Note Friday night: The commenting tool on this blog was broken for 24 hours. It is now fixed. I apologize for those who could not comment. Maureen
Gov. Nathan Deal is not being subtle in his clues to whether he plans to sign the campus carry bill this week. Unlike last year when he vetoed similar campus carry legislation, Deal appears ready to sign House Bill 280.
In doing so, Deal will be repudiating his passionate veto argument last year in which he cited the historic precedent against guns on college campuses.
Deal's veto was an act of courage we are not likely to see repeated. The governor contends this year's bill is more palatable because it excludes guns from places where he had concerns, including child care centers. But his veto statement last year didn't even mention child care centers.
In fact, his objections were not about where guns would be allowed on Georgia's colleges, but whether they should be allowed.
Deal ought to reread his powerful statement, especially the part that states, "That college campuses should be a 'gun free zone' is a concept that has deep roots in Georgia as well...From the early days of our nation and state, colleges have been treated as sanctuaries of learning where firearms have not been allowed. To depart from such time-honored protections should require overwhelming justification. I do not find that such justification exists."
Deal appears to be fishing for rationales to sign this year's bill, telling WABE he has growing concerns about safety around campuses and in parking lots. He implied law enforcement has not focused enough on those outside areas, a factor most colleges would dispute.
“I am not satisfied that they have done appropriately what they should do in light of this. It's one thing to simply rail against students having the right to defend themselves, but those students have a right to expect that civilian law enforcement would give them the protection that they deserve," he said.
Deal is also adopting the rhetoric of the pro campus carry crowd, describing gun-less students as "defenseless." The governor is ignoring student surveys and petitions indicating the majority oppose opening their campuses to guns and say they'll feel less safe sitting next to armed classmates.
Deal argued last year colleges were safe and campus carry bill would not make them any safer. Not only did he quote conservative Supreme Court Justice Antonin Scalia's ruling that “nothing in our opinion should be taken to cast doubt on…laws forbidding the carrying of firearms in sensitive places such as schools and government buildings," Deal went back to the waistcoated wonders to advance his case -- the Founding Fathers.
“Perhaps the most enlightening evidence of the historical significance of prohibiting weapons on a college campus is found in the minutes of October 4, 1824, Board of Visitors of the newly created University of Virginia.

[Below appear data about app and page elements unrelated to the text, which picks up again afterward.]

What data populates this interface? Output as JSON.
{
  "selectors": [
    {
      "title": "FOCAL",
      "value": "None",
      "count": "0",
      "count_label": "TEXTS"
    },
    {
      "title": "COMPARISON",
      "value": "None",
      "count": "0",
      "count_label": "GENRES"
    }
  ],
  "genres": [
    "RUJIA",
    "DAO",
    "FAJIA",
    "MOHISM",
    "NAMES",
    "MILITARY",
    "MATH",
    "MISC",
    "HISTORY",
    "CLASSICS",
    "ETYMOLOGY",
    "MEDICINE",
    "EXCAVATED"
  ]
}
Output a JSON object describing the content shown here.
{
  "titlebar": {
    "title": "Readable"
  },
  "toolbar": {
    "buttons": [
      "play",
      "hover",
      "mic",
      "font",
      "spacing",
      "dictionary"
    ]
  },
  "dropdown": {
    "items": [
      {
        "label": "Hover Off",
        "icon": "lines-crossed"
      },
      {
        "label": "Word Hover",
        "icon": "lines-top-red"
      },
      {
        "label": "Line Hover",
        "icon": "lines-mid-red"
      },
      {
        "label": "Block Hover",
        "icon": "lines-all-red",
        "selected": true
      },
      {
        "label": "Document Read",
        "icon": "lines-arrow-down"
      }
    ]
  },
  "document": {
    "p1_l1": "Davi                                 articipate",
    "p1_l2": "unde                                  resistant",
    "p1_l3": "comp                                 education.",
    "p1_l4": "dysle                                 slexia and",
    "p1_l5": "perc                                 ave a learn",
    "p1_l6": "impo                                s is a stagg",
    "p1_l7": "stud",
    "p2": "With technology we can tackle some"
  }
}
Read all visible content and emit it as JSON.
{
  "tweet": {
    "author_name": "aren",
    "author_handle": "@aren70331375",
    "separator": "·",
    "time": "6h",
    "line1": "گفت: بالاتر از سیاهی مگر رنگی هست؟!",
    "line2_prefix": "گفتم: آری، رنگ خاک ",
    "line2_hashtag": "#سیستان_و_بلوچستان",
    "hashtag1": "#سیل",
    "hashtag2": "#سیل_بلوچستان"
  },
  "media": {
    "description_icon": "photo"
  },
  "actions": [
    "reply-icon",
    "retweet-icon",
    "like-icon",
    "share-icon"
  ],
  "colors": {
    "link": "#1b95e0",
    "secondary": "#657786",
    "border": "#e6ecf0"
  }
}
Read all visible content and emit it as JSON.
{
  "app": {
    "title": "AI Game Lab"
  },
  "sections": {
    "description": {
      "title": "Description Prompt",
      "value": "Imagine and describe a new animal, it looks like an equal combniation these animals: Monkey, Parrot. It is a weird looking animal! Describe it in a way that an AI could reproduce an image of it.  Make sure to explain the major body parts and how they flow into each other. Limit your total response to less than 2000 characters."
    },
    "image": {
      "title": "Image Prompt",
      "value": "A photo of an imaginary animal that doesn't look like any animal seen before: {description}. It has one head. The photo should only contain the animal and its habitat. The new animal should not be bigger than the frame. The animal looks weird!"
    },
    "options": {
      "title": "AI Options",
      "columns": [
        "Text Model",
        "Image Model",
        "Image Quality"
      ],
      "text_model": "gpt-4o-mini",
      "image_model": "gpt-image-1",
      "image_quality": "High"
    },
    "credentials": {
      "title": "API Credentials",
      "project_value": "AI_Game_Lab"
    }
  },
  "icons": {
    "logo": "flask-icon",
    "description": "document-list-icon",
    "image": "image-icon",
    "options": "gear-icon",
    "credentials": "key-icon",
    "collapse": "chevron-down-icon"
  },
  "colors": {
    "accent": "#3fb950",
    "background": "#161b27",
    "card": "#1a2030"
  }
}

Present for that meeting were Thomas Jefferson and James Madison, along with four other members. In that meeting of the Board of Visitors, detailed rules were set forth for the operation of the University which would open several months later," wrote Deal. "Under the rules relating to the conduct of students, it provided that 'No student shall, within the precincts of the University, introduce, keep or use any spirituous or venomous liquors, keep or use weapons or arms of any kind.”